## REQUIRED ACTION
Among the entries below, find every line that contains the string "data", then copy it.

## AVAILABLE RECORDS
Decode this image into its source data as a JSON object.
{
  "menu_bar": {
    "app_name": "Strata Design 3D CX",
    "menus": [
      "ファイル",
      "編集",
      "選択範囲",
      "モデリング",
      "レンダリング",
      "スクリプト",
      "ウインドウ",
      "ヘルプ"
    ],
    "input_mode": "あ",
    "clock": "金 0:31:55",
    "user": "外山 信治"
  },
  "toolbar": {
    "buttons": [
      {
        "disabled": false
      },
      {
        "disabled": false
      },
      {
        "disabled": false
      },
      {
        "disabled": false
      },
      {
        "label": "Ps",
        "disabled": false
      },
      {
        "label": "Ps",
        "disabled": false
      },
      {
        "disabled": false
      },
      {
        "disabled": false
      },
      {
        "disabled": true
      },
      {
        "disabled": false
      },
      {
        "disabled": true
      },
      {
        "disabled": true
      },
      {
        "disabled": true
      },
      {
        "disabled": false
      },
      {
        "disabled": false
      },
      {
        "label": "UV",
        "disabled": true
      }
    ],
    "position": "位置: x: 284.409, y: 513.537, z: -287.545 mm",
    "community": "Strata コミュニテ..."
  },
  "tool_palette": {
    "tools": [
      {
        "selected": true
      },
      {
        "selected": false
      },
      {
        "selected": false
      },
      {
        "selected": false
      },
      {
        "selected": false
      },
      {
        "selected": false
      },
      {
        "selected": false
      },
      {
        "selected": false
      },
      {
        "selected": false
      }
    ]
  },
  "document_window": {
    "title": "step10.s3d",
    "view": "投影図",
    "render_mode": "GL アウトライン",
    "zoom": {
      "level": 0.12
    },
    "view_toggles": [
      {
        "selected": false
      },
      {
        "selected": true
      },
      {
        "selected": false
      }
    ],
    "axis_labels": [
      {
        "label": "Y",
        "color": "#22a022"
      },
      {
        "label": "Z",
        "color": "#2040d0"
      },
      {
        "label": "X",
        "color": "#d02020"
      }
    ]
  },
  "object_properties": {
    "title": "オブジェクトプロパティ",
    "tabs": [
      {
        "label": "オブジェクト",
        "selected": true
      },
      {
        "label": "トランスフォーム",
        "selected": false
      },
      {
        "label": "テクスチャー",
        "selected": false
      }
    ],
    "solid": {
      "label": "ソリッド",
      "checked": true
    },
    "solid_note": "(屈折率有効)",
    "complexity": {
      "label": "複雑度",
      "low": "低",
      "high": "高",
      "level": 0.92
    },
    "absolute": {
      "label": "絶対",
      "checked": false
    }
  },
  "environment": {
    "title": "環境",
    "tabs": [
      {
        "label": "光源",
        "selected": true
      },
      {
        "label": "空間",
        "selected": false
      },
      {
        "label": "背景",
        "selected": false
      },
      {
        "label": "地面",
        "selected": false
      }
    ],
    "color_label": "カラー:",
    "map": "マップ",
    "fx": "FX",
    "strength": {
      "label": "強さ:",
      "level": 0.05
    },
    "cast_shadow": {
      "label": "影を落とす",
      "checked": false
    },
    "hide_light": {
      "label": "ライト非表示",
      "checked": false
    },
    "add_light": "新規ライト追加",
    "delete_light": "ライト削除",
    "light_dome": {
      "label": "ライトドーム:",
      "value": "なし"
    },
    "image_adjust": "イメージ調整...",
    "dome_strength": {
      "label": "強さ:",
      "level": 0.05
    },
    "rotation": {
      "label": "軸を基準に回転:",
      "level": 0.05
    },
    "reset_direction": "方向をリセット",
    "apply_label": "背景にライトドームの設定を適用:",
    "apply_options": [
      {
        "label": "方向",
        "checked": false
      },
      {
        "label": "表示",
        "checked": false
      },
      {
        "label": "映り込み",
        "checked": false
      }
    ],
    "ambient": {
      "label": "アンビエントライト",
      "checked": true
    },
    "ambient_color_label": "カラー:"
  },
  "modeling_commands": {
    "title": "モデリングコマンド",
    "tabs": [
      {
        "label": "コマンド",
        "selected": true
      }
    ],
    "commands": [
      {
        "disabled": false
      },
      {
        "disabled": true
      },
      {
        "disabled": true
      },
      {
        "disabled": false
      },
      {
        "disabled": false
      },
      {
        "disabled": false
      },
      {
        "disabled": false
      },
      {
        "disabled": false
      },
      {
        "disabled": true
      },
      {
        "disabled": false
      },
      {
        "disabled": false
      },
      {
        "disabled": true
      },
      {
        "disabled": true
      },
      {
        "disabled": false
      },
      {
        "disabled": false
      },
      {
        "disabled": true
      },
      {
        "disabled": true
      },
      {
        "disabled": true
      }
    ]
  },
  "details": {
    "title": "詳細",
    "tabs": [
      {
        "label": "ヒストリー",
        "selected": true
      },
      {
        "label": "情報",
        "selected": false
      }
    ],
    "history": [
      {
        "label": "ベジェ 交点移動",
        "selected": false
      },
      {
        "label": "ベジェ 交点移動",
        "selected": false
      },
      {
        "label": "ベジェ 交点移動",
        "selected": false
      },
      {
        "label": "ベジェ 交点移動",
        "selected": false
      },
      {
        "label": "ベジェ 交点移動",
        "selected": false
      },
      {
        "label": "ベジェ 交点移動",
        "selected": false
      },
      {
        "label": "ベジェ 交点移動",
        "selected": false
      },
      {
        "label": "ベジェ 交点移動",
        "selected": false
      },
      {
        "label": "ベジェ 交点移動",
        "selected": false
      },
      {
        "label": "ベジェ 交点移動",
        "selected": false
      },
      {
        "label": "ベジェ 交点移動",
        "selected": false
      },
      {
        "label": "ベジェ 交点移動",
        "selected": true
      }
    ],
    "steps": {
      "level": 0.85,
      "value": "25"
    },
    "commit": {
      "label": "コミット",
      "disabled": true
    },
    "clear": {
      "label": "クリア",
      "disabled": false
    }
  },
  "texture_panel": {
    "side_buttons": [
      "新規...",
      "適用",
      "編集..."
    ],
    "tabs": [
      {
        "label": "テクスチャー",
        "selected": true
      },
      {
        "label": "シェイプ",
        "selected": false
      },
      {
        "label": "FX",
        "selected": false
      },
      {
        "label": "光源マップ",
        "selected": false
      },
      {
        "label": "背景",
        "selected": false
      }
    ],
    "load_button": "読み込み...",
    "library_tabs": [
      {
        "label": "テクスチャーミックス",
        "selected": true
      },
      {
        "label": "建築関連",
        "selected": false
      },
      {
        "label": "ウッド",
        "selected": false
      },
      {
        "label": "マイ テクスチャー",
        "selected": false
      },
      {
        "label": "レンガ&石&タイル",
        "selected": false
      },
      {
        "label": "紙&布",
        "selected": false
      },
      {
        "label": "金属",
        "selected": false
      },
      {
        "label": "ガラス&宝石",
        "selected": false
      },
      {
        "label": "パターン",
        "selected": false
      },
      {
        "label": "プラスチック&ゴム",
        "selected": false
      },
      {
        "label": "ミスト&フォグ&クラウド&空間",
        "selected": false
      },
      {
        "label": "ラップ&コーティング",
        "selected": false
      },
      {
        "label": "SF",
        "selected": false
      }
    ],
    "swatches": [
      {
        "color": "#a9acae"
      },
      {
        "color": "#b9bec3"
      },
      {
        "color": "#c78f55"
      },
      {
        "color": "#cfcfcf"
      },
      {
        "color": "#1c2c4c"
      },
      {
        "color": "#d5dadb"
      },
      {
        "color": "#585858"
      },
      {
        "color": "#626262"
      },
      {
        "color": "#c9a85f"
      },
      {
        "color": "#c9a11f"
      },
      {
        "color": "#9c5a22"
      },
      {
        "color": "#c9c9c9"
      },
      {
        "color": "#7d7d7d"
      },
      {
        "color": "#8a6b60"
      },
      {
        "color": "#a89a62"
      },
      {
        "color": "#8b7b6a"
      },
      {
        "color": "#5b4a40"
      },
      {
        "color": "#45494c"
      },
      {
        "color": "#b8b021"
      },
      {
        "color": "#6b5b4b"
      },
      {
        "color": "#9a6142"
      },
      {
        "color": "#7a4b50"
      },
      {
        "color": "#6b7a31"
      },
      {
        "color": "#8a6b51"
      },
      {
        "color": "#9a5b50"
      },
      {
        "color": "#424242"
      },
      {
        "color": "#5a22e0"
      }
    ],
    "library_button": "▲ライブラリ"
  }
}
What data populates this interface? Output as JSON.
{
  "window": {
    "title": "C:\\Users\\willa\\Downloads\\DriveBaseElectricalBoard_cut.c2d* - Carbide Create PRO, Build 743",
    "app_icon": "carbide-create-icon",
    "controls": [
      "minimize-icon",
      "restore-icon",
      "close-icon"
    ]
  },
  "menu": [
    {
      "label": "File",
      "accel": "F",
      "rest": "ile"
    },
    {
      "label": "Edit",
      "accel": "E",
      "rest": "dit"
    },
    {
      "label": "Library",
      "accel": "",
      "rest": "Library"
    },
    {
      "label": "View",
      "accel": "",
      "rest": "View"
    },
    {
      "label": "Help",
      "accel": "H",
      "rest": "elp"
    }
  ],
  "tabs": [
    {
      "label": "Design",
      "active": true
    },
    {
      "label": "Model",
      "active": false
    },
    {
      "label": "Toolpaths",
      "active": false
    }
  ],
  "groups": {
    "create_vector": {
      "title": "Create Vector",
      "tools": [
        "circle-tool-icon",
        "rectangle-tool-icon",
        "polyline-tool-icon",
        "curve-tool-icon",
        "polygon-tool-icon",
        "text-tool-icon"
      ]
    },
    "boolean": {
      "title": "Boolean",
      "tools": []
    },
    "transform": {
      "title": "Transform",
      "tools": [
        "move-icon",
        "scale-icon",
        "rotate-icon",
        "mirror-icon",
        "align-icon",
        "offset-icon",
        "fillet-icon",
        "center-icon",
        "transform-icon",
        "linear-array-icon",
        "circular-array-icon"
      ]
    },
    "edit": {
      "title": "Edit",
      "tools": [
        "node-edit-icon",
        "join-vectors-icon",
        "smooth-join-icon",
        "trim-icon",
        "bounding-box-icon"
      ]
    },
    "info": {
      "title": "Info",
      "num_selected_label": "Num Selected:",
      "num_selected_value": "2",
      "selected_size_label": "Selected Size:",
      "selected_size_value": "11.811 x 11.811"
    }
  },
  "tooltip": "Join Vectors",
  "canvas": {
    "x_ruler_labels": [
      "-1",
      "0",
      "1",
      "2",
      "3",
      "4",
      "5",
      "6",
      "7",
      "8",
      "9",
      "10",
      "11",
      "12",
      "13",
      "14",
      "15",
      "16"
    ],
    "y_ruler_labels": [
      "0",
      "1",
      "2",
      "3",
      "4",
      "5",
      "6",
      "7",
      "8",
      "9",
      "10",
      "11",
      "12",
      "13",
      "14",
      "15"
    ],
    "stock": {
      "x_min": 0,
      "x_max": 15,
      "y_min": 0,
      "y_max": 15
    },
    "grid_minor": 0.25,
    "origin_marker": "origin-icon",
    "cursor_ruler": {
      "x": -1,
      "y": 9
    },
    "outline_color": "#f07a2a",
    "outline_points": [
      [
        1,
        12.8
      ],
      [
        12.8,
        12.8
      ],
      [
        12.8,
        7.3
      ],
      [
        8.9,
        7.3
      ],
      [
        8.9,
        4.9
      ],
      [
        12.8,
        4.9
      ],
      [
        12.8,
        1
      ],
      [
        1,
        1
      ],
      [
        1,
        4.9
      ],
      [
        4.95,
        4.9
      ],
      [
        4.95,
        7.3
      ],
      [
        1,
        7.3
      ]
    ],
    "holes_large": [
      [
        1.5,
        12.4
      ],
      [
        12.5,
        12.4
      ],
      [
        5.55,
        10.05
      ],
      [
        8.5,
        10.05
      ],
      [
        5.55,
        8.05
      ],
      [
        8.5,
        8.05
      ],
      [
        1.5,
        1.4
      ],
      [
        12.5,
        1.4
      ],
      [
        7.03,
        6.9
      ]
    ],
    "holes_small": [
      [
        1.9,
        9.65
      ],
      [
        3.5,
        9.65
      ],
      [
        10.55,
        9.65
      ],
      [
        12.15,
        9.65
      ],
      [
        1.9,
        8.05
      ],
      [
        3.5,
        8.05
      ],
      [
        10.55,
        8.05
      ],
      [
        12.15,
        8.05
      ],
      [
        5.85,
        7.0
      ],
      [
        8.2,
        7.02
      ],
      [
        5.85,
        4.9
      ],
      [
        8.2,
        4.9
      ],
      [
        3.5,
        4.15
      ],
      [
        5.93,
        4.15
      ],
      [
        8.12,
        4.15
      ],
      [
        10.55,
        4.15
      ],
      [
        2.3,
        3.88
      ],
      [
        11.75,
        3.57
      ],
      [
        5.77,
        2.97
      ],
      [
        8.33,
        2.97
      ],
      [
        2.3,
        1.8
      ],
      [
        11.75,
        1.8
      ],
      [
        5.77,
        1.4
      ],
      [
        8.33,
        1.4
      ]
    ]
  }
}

## SOLUTION TO THIS EXERCISE
Decode this image into its source data as a JSON object.
What data populates this interface? Output as JSON.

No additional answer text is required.